A good bipod can extend the effective range of almost any shooter. For lightweight hunting, the SnipePod has no equal that I am aware of and I’ve tried just about every bipod made for hunting. The reason its superior is because of its ability to be rapidly deployed, its weight, lack of bulk, versatility, and its minimal impact on zero.
The EHP-MC1 is rated at 29 N.R.R which is superior to most large shooting muffs.
EHP hasn’t responded to emails, calls or other efforts to contact them. They seem to have fallen off of the earth. Unless we hear something from them in the near future we’ll be removing this review.
My thoughts were skeptical when I found that EHP (Electronic Hearing Protection) was making in ear digital electronic shooting plugs (EHP-MC1) by hand in the USA for a very reasonable price. Putting my skepticism aside I ordered a pair and joined the ranks of those I’ve envied for years. I have now shot 3 gun, IDPA matches, and a mountain lion (see pics below) using the EHP in-ear-canal digital plugs.
Savage decided that for the 2011 SHOT Show they would introduce a new lightweight hunting rifle in .338 Lapua.
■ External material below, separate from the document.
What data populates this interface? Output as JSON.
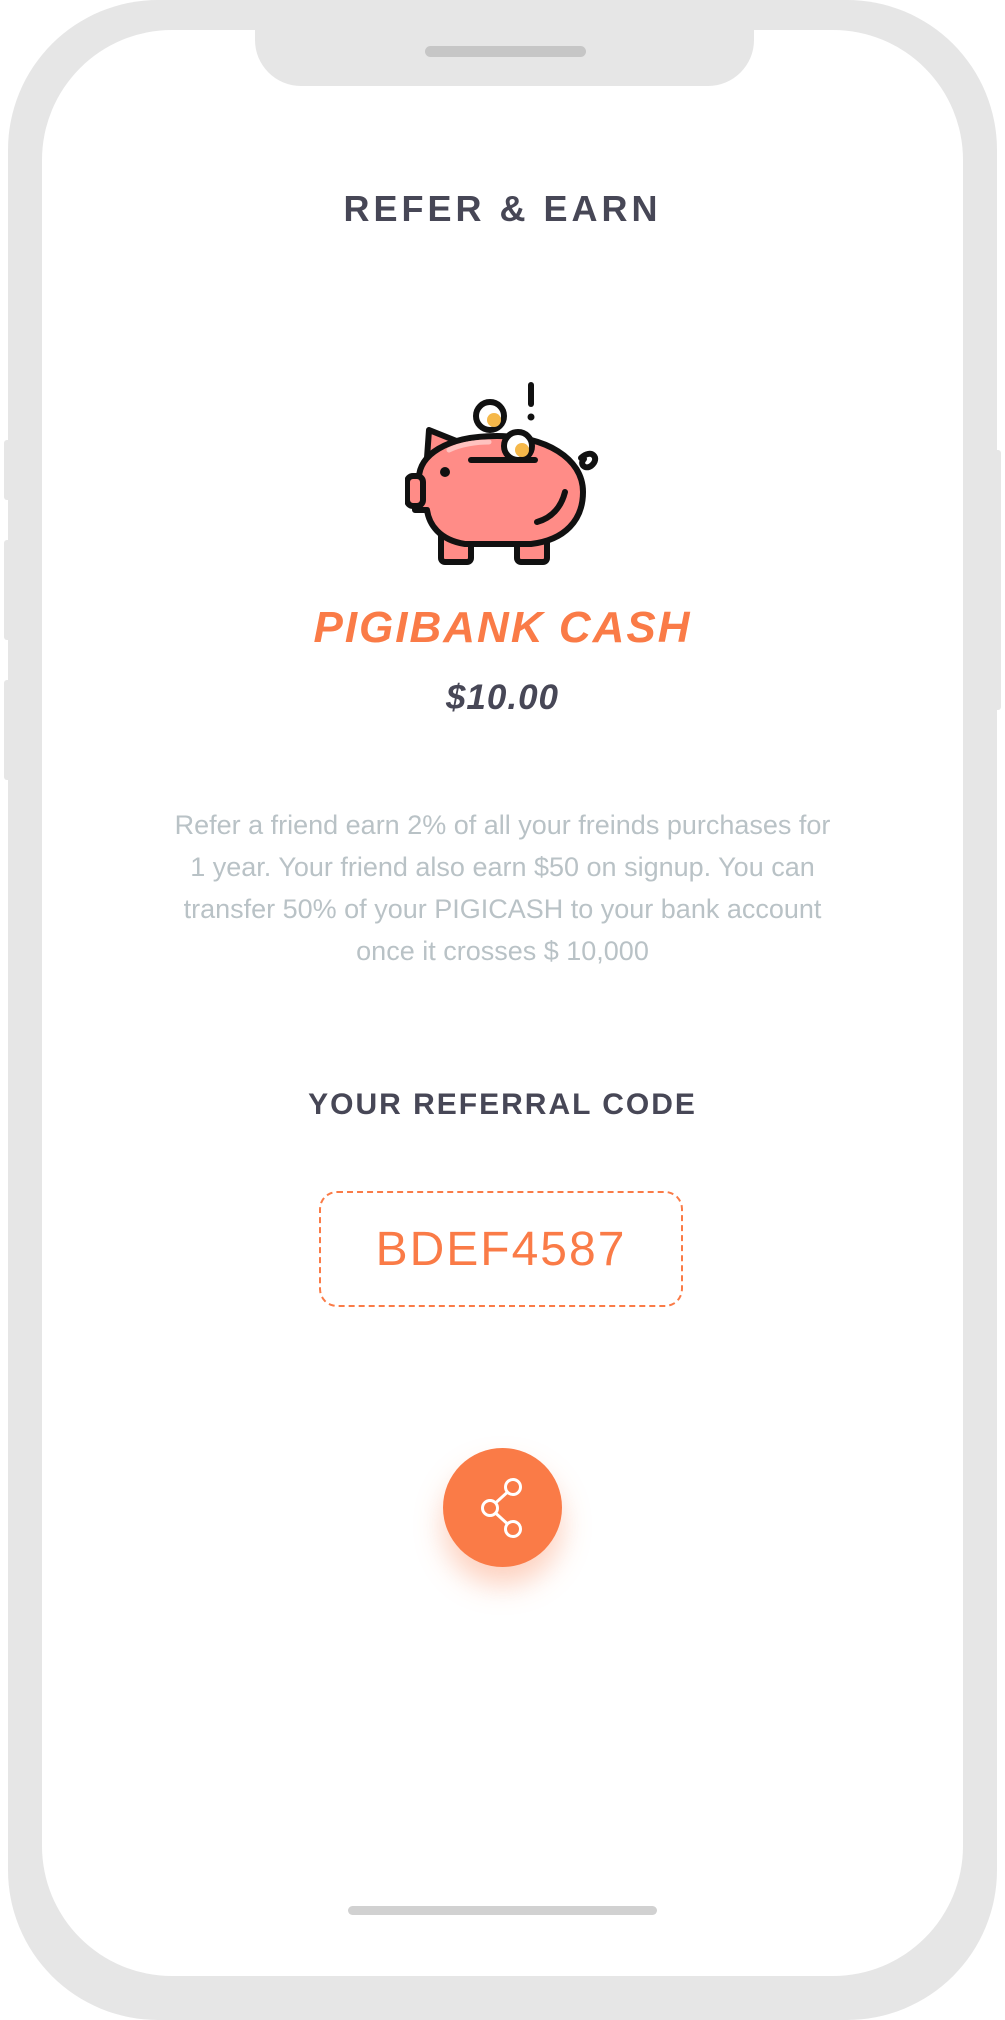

There wasn’t a lot of hype about it but it was one of the coolest things we saw there. Custom .338 hunting rifles are the rage
Savage introduced a lightweight hunting rifle this year at the SHOT Show. The rifle in .308 only weighs 5.5 lbs. It has an American Walnut Stock, detachable magazine, fluted bolt, and action that has been lightened. The pricepoint is
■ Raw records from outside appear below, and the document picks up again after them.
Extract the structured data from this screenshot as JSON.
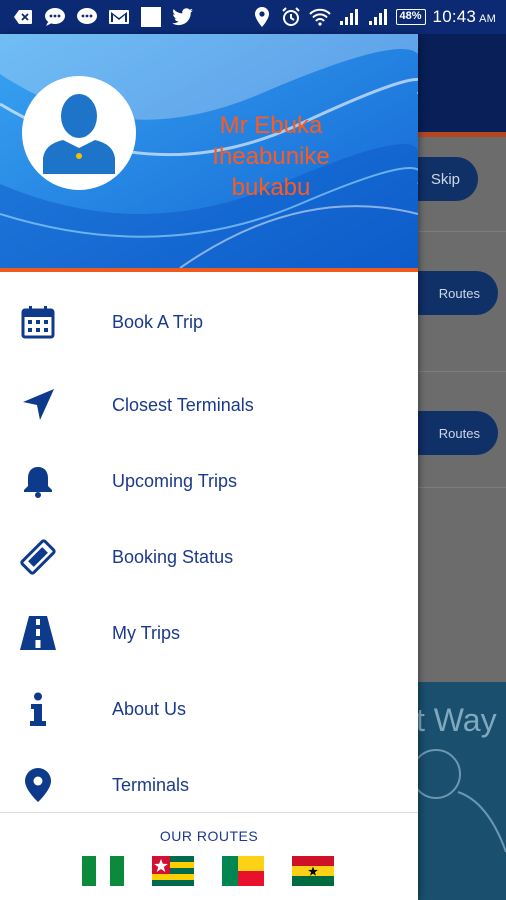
{
  "status_bar": {
    "time": "10:43",
    "ampm": "AM",
    "battery": "48%"
  },
  "drawer": {
    "user_name_lines": [
      "Mr Ebuka",
      "Iheabunike",
      "bukabu"
    ],
    "menu": [
      {
        "label": "Book A Trip",
        "icon": "calendar-icon"
      },
      {
        "label": "Closest Terminals",
        "icon": "navigation-arrow-icon"
      },
      {
        "label": "Upcoming Trips",
        "icon": "bell-icon"
      },
      {
        "label": "Booking Status",
        "icon": "ticket-icon"
      },
      {
        "label": "My Trips",
        "icon": "road-icon"
      },
      {
        "label": "About Us",
        "icon": "info-icon"
      },
      {
        "label": "Terminals",
        "icon": "map-pin-icon"
      }
    ],
    "routes_title": "OUR ROUTES",
    "route_flags": [
      "Nigeria",
      "Togo",
      "Benin",
      "Ghana"
    ]
  },
  "background_app": {
    "skip_label": "Skip",
    "routes_label_1": "Routes",
    "routes_label_2": "Routes",
    "footer_text": "t Way"
  },
  "colors": {
    "status_bar": "#0b2a73",
    "header_blue": "#1a7de0",
    "accent_orange": "#ef5a1f",
    "menu_text": "#1b3a8c",
    "icon_blue": "#0d3a8a"
  }
}
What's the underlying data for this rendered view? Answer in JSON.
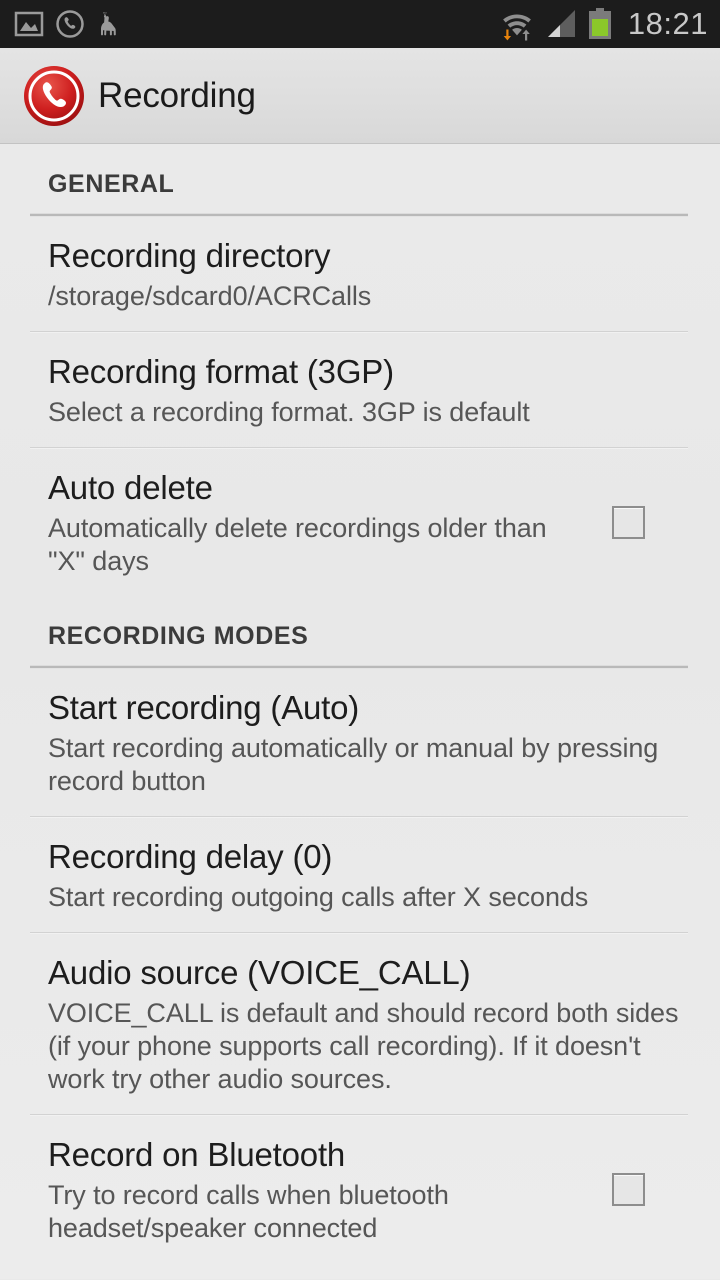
{
  "status_bar": {
    "notification_icons": [
      "image-icon",
      "phone-circle-icon",
      "llama-icon"
    ],
    "system_icons": [
      "wifi-icon",
      "cellular-signal-icon",
      "battery-icon"
    ],
    "clock": "18:21",
    "background_color": "#1c1c1c",
    "text_color": "#c8c8c8",
    "battery_color": "#8bc82a",
    "data_arrow_color": "#e8830c"
  },
  "action_bar": {
    "icon": "call-recorder-icon",
    "title": "Recording",
    "icon_color": "#c21b1b"
  },
  "sections": [
    {
      "header": "GENERAL",
      "items": [
        {
          "title": "Recording directory",
          "summary": "/storage/sdcard0/ACRCalls",
          "widget": "none"
        },
        {
          "title": "Recording format (3GP)",
          "summary": "Select a recording format. 3GP is default",
          "widget": "none"
        },
        {
          "title": "Auto delete",
          "summary": "Automatically delete recordings older than \"X\" days",
          "widget": "checkbox",
          "checked": false
        }
      ]
    },
    {
      "header": "RECORDING MODES",
      "items": [
        {
          "title": "Start recording (Auto)",
          "summary": "Start recording automatically or manual by pressing record button",
          "widget": "none"
        },
        {
          "title": "Recording delay (0)",
          "summary": "Start recording outgoing calls after X seconds",
          "widget": "none"
        },
        {
          "title": "Audio source (VOICE_CALL)",
          "summary": "VOICE_CALL is default and should record both sides (if your phone supports call recording). If it doesn't work try other audio sources.",
          "widget": "none"
        },
        {
          "title": "Record on Bluetooth",
          "summary": "Try to record calls when bluetooth headset/speaker connected",
          "widget": "checkbox",
          "checked": false
        }
      ]
    }
  ]
}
We got to shoot the new Savage 16/116 Bear Hunter. The model we shot was the 116 in .300 Win Mag and we were impressed with Savages twist on/off muzzle break as it made the recoil very manageable. The rifle has a 23″ medium
Last summer I decided that if the perfect hunting scope existed, I would find it. Of course “perfect” is subjective as everyone has a different opinion of what “perfect” is. My perfect bucket list is known to change depending on application. For a medium to long range hunting scope I think its important that it not be too big or heavy, have good glass, turrets that can be dialed accurately, enough eye relief to be used on a magnum rifle, have a good reticle with the ability to make fast holdover shots, enough magnification to make the long shot, waterproof, fogproof, durable, etc. It also needs a good manufacture warranty to back it up just in case your horse rolls down a mountain with it. Last, it shouldn’t require robbing a bank to buy one. I ruled out an unbelievable number of good scopes for one reason or another, including some very big name expensive scopes. A scope would seem like it was working but then would fall short in one of the categories I listed as being important. Things got so bad that I had an excel sheet with specs, eye relief, field of view, price, adjustment range, and any other data that I could get in an excel spreadsheet. I was analyzing reticles and comparing glass in scopes every opportunity